▸ **Your goal**
When you reproduce the data, keep every word exactly as it stands and leave the pictures out.

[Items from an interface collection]
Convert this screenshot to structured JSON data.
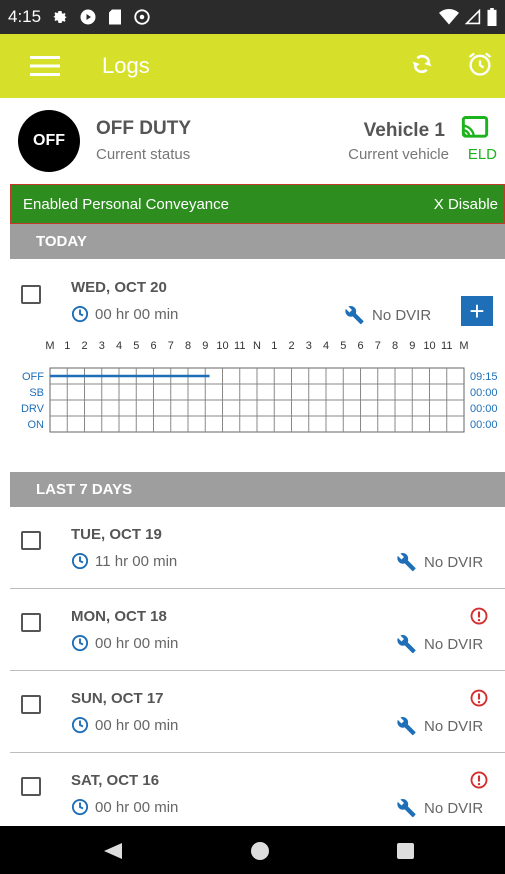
{
  "statusbar": {
    "time": "4:15"
  },
  "appbar": {
    "title": "Logs"
  },
  "status": {
    "off_badge": "OFF",
    "title": "OFF DUTY",
    "subtitle": "Current status",
    "vehicle_title": "Vehicle 1",
    "vehicle_subtitle": "Current vehicle",
    "eld_label": "ELD"
  },
  "conveyance": {
    "text": "Enabled Personal Conveyance",
    "disable_label": "X Disable"
  },
  "sections": {
    "today": "TODAY",
    "last7": "LAST 7 DAYS"
  },
  "today": {
    "date": "WED, OCT 20",
    "duration": "00 hr  00 min",
    "dvir": "No DVIR",
    "add_label": "+"
  },
  "graph": {
    "hour_labels": [
      "M",
      "1",
      "2",
      "3",
      "4",
      "5",
      "6",
      "7",
      "8",
      "9",
      "10",
      "11",
      "N",
      "1",
      "2",
      "3",
      "4",
      "5",
      "6",
      "7",
      "8",
      "9",
      "10",
      "11",
      "M"
    ],
    "rows": [
      {
        "label": "OFF",
        "total": "09:15"
      },
      {
        "label": "SB",
        "total": "00:00"
      },
      {
        "label": "DRV",
        "total": "00:00"
      },
      {
        "label": "ON",
        "total": "00:00"
      }
    ],
    "off_duty_until_hour": 9.25,
    "line_color": "#1e6fb8"
  },
  "days": [
    {
      "date": "TUE, OCT 19",
      "duration": "11 hr  00 min",
      "dvir": "No DVIR",
      "alert": false
    },
    {
      "date": "MON, OCT 18",
      "duration": "00 hr  00 min",
      "dvir": "No DVIR",
      "alert": true
    },
    {
      "date": "SUN, OCT 17",
      "duration": "00 hr  00 min",
      "dvir": "No DVIR",
      "alert": true
    },
    {
      "date": "SAT, OCT 16",
      "duration": "00 hr  00 min",
      "dvir": "No DVIR",
      "alert": true
    }
  ],
  "colors": {
    "appbar": "#d6e02a",
    "conveyance": "#2d8d1f",
    "accent": "#1e6fb8",
    "alert": "#d32f2f",
    "eld": "#1db31d"
  }
}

▸ **Written response**
Convert this screenshot to structured JSON data.
{
  "statusbar": {
    "time": "4:15"
  },
  "appbar": {
    "title": "Logs"
  },
  "status": {
    "off_badge": "OFF",
    "title": "OFF DUTY",
    "subtitle": "Current status",
    "vehicle_title": "Vehicle 1",
    "vehicle_subtitle": "Current vehicle",
    "eld_label": "ELD"
  },
  "conveyance": {
    "text": "Enabled Personal Conveyance",
    "disable_label": "X Disable"
  },
  "sections": {
    "today": "TODAY",
    "last7": "LAST 7 DAYS"
  },
  "today": {
    "date": "WED, OCT 20",
    "duration": "00 hr  00 min",
    "dvir": "No DVIR",
    "add_label": "+"
  },
  "graph": {
    "hour_labels": [
      "M",
      "1",
      "2",
      "3",
      "4",
      "5",
      "6",
      "7",
      "8",
      "9",
      "10",
      "11",
      "N",
      "1",
      "2",
      "3",
      "4",
      "5",
      "6",
      "7",
      "8",
      "9",
      "10",
      "11",
      "M"
    ],
    "rows": [
      {
        "label": "OFF",
        "total": "09:15"
      },
      {
        "label": "SB",
        "total": "00:00"
      },
      {
        "label": "DRV",
        "total": "00:00"
      },
      {
        "label": "ON",
        "total": "00:00"
      }
    ],
    "off_duty_until_hour": 9.25,
    "line_color": "#1e6fb8"
  },
  "days": [
    {
      "date": "TUE, OCT 19",
      "duration": "11 hr  00 min",
      "dvir": "No DVIR",
      "alert": false
    },
    {
      "date": "MON, OCT 18",
      "duration": "00 hr  00 min",
      "dvir": "No DVIR",
      "alert": true
    },
    {
      "date": "SUN, OCT 17",
      "duration": "00 hr  00 min",
      "dvir": "No DVIR",
      "alert": true
    },
    {
      "date": "SAT, OCT 16",
      "duration": "00 hr  00 min",
      "dvir": "No DVIR",
      "alert": true
    }
  ],
  "colors": {
    "appbar": "#d6e02a",
    "conveyance": "#2d8d1f",
    "accent": "#1e6fb8",
    "alert": "#d32f2f",
    "eld": "#1db31d"
  }
}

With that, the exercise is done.